The dominant mood in the current economic climate amongst the general public and businesses especially is to cut costs, save money and look for deals. Bearing this in mind, and if you run a business looking to increase your sales leads, now might be a good time to look at your marketing methods and spend.
‘Old fashioned’ marketing methods such as Print, Radio, TV, Brochures, etc.. remain effective at least in a local context but they also remain very expensive. If you are a business manager who has managed to avoid going down the online route to find leads until now then you should realise that according to recent statistics more and more people are using the internet to find services and purchase products online and you may not be able to afford to ignore this fact for much longer.

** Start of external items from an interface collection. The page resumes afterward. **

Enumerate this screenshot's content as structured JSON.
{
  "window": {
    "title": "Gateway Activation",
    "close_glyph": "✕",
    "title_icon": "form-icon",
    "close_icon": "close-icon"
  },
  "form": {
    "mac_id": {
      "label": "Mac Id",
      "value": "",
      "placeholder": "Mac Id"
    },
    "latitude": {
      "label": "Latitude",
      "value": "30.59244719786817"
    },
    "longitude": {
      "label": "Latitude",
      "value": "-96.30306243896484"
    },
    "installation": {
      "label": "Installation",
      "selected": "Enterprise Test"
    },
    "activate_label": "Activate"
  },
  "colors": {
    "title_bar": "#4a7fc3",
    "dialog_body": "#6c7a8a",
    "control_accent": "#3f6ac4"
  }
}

Web Design companies, if they have morals! will realise that companies may turn to the net in the current crisis to service their sales needs and therefore will hopefully lower their prices in the face of greater competition so hiring a web development company should no longer break the bank like it used to.
So what are the benefits of having a web presence over traditional marketing means?
- The web has a much greater reach, anyone with a PC and internet connection, anywhere in the world can find your site and potentially do business with you.
- The web never sleeps. Your website will not keep normal business hours but will continue to sell your services 24/7.
- It’s easier and quicker to find a product or service on the web thanks to excellent search engines such as Google therefore people will use this method to find companies much more.
- You can say more and sell yourself better on a web site than any other media. Consider the cost of an ad in something like the yellow pages and what you get for that price as opposed to a web site on which you can have text, photos, audio, video, news and as many pages as you like!
- The ongoing cost of a web site is quite small compared to other media. If you are managing the site yourself then the only repetitive costs will be your domain name and hosting and these should be reasonable.
- Spending money on something like Google Adwords to get people to your site is a much more efficient way of spending your marketing budget and you can monitor the effects of a campaign much more closely.
- You can use Google Analytics on your web site for free and gain very useful information about the type of people visiting your site and what they looked at most while there. This information can allow you to optimise your site to maximise the amount of people who actually contact you and give you a valuable sales lead.
Article by Leon Quinn
Reverb Studios Multimedia Design, Leitrim